[Excerpts from a dataset]
--
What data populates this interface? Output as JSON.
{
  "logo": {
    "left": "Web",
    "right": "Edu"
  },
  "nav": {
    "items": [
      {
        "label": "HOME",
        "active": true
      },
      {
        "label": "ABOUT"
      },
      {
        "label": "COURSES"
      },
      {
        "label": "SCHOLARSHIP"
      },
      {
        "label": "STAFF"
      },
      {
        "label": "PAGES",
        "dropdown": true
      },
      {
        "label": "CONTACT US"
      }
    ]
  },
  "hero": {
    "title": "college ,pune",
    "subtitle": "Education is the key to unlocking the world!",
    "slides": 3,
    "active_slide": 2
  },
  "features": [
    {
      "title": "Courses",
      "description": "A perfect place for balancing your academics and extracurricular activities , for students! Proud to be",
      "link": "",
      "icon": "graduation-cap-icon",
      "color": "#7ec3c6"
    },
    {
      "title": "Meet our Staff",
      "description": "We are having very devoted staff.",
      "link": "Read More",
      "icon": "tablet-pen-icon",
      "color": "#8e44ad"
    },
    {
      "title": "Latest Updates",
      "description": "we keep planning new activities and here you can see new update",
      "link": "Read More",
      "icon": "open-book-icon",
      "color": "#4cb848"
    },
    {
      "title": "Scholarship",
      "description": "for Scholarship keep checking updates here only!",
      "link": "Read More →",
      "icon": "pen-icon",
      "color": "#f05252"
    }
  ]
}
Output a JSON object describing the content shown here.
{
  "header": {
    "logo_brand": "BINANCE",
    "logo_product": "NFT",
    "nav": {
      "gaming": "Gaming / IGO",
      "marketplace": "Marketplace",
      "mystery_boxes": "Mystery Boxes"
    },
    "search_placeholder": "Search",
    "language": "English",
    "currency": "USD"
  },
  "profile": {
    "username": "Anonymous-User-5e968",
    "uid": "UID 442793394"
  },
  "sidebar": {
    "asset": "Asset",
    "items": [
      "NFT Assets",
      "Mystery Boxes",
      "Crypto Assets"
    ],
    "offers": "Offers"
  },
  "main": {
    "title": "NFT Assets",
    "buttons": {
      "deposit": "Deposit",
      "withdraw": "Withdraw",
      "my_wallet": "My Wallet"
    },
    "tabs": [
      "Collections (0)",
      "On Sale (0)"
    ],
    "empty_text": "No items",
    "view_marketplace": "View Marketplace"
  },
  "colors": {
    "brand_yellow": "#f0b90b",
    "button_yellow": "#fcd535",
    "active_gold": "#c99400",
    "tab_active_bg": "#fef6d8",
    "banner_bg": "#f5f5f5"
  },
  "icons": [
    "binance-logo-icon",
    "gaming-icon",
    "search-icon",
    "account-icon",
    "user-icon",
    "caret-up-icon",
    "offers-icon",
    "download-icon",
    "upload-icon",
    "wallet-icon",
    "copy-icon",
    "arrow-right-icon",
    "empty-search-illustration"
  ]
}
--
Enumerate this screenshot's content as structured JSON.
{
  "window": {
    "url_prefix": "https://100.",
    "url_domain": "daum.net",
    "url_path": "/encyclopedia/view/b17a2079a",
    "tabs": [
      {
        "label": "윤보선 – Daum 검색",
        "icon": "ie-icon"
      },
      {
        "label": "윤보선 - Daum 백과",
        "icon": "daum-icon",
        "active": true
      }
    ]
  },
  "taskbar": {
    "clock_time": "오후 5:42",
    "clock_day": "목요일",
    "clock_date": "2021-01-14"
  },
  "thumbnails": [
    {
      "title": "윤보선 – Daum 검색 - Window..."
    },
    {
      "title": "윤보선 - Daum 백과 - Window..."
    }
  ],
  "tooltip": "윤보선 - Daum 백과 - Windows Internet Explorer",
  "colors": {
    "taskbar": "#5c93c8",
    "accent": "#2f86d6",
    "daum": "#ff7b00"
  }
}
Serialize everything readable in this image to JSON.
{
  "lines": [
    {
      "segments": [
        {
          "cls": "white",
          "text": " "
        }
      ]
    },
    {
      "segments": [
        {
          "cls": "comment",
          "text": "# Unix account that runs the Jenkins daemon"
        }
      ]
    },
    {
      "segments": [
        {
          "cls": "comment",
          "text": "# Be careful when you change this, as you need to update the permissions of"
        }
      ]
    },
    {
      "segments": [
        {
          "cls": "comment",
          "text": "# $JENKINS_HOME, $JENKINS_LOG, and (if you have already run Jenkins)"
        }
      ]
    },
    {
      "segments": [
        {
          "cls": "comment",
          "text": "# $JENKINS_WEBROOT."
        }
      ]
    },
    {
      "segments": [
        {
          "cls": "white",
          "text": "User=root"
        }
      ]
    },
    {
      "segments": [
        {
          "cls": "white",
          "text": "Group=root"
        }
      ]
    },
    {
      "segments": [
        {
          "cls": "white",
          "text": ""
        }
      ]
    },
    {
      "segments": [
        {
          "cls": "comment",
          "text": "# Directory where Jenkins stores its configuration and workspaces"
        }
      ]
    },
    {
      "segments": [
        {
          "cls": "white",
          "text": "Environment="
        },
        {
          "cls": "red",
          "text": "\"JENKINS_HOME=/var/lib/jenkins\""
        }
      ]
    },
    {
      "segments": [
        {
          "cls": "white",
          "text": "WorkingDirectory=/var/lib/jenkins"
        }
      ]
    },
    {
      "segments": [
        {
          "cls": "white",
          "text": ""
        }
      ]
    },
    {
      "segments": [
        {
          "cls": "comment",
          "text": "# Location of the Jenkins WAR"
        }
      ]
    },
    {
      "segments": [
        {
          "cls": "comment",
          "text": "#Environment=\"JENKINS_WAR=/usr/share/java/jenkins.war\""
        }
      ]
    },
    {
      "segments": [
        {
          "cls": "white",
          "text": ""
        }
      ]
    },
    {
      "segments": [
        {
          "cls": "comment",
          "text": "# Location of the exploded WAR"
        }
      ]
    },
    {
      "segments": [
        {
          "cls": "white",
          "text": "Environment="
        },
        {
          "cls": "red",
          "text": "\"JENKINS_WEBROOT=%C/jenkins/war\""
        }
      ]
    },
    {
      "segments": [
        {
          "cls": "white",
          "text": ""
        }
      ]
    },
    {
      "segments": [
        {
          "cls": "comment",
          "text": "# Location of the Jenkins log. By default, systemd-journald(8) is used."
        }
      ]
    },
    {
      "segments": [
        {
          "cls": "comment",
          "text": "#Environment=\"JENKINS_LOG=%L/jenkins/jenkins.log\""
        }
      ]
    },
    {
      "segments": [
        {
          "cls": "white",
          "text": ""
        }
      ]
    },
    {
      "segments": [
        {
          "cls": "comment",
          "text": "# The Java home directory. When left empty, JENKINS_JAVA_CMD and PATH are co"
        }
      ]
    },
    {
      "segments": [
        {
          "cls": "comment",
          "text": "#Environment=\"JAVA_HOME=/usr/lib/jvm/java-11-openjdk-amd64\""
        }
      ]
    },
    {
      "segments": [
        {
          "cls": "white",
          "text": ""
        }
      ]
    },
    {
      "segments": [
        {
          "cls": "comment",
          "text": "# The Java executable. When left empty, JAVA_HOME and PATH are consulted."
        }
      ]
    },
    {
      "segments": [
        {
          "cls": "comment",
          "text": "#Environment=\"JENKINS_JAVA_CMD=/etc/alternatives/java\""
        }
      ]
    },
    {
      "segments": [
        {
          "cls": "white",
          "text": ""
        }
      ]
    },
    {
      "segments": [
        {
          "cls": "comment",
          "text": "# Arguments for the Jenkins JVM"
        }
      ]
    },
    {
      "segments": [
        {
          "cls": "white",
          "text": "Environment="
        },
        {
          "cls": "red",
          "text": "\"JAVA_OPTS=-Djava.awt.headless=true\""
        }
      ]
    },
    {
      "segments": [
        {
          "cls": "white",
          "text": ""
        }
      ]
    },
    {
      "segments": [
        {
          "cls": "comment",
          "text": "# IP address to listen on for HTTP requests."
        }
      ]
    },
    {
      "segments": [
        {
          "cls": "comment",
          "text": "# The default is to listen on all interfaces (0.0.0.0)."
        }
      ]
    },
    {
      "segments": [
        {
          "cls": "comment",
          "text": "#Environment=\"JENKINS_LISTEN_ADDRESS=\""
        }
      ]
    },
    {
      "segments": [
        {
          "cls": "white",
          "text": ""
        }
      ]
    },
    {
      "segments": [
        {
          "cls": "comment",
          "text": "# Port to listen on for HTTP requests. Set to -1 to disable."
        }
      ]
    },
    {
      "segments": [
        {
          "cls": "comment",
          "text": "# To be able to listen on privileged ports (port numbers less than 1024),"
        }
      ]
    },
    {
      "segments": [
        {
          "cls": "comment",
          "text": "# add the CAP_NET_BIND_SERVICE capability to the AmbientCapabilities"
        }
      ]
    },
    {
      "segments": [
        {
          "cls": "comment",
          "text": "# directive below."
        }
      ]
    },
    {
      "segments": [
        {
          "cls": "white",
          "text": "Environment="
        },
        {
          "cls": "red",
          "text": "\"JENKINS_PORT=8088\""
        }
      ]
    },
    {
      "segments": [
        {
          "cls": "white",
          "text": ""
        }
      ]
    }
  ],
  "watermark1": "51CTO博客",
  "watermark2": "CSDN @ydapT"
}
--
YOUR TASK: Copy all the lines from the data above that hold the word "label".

ANSWER TO THIS PROBLEM:
        "label": "HOME",
        "label": "ABOUT"
        "label": "COURSES"
        "label": "SCHOLARSHIP"
        "label": "STAFF"
        "label": "PAGES",
        "label": "CONTACT US"
        "label": "윤보선 – Daum 검색",
        "label": "윤보선 - Daum 백과",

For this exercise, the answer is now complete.